• _Work request_
An exact copy is required of every line from the one with "What's the underlying" through the end of the data below, and the pictures must stay out of it.

• _Data_
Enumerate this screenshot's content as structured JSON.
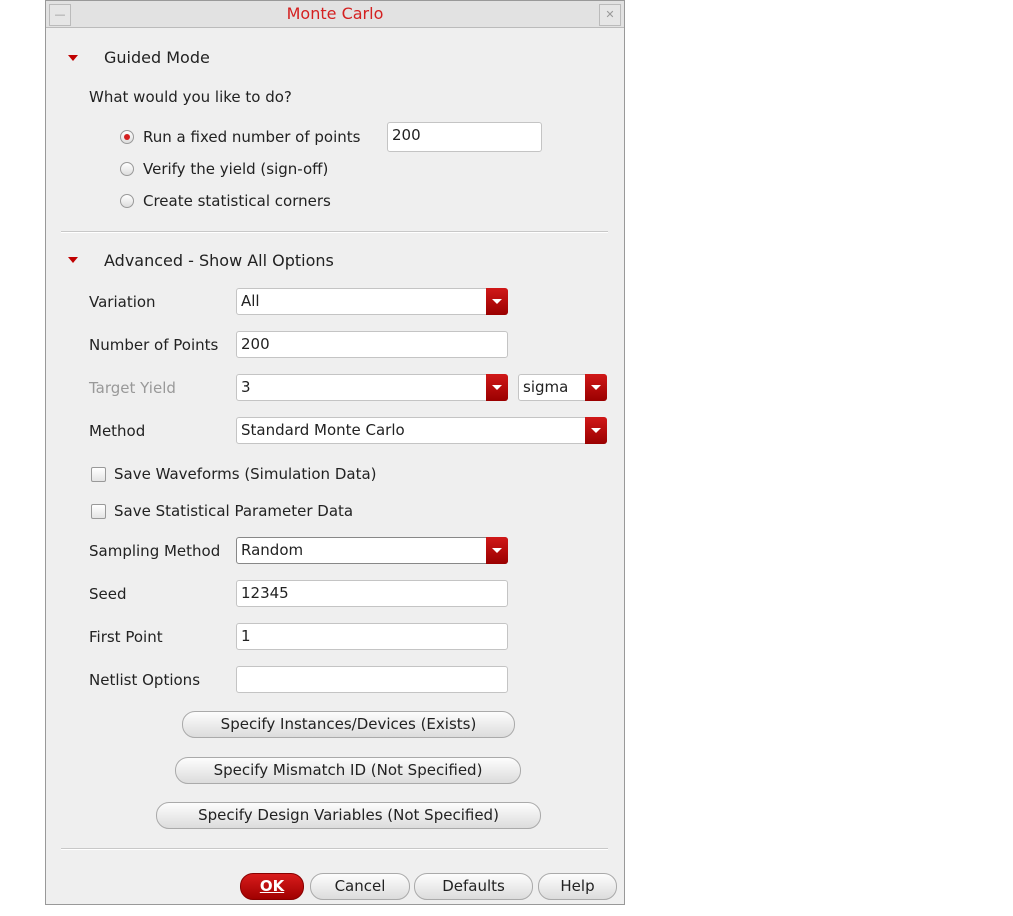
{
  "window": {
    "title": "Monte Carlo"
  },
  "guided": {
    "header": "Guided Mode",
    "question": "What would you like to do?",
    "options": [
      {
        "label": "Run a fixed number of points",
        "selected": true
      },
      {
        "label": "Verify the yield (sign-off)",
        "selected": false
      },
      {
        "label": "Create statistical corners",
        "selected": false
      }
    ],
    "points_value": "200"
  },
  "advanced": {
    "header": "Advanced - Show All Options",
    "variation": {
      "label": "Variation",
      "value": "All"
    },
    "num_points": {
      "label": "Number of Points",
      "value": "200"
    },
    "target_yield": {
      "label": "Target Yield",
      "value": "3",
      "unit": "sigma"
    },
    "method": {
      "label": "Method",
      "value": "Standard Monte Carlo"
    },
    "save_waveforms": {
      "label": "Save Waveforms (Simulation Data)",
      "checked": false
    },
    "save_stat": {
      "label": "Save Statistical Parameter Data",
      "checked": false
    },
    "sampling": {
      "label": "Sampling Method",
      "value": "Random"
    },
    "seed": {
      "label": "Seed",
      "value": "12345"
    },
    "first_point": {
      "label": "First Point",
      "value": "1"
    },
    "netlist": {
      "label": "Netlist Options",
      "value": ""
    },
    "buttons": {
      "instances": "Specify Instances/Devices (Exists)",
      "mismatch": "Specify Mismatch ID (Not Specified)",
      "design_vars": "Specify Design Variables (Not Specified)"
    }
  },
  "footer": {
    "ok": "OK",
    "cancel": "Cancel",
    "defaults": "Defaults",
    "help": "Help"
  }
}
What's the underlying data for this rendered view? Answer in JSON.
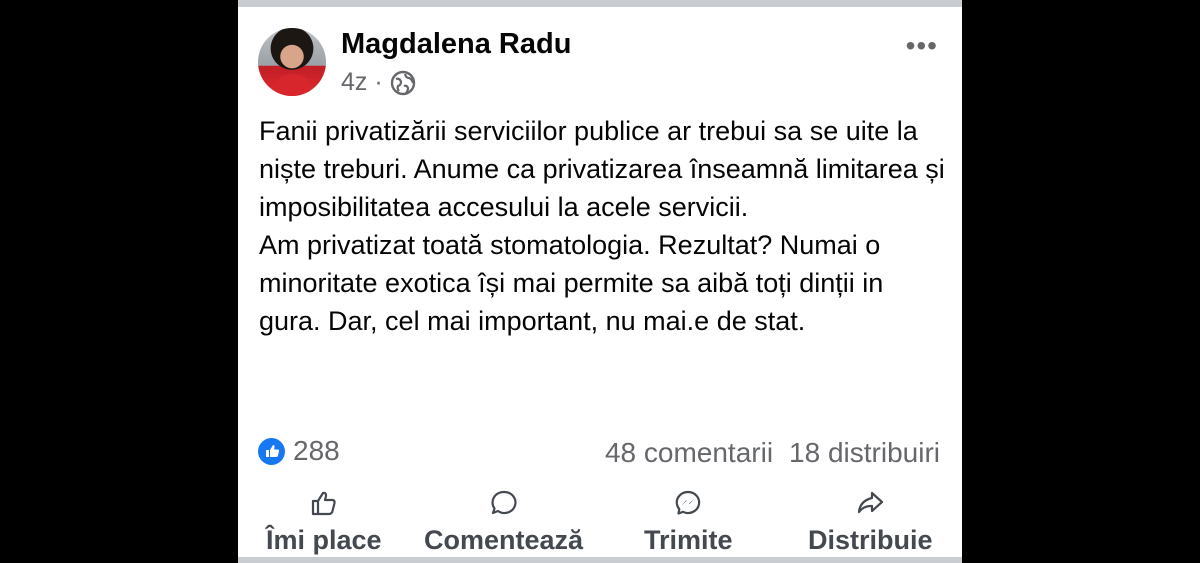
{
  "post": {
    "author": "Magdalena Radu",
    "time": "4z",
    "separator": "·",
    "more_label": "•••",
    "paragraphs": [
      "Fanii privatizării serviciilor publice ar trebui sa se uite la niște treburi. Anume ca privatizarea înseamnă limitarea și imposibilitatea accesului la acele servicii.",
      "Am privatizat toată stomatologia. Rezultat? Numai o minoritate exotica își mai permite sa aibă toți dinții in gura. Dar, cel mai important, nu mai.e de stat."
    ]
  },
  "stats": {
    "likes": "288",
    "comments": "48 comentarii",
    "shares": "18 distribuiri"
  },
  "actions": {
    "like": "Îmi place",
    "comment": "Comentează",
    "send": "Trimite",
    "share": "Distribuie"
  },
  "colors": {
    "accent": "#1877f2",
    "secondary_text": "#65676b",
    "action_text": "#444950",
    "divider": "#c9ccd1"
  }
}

• _Output of the task_
What's the underlying data for this rendered view? Answer in JSON.
{
  "post": {
    "author": "Magdalena Radu",
    "time": "4z",
    "separator": "·",
    "more_label": "•••",
    "paragraphs": [
      "Fanii privatizării serviciilor publice ar trebui sa se uite la niște treburi. Anume ca privatizarea înseamnă limitarea și imposibilitatea accesului la acele servicii.",
      "Am privatizat toată stomatologia. Rezultat? Numai o minoritate exotica își mai permite sa aibă toți dinții in gura. Dar, cel mai important, nu mai.e de stat."
    ]
  },
  "stats": {
    "likes": "288",
    "comments": "48 comentarii",
    "shares": "18 distribuiri"
  },
  "actions": {
    "like": "Îmi place",
    "comment": "Comentează",
    "send": "Trimite",
    "share": "Distribuie"
  },
  "colors": {
    "accent": "#1877f2",
    "secondary_text": "#65676b",
    "action_text": "#444950",
    "divider": "#c9ccd1"
  }
}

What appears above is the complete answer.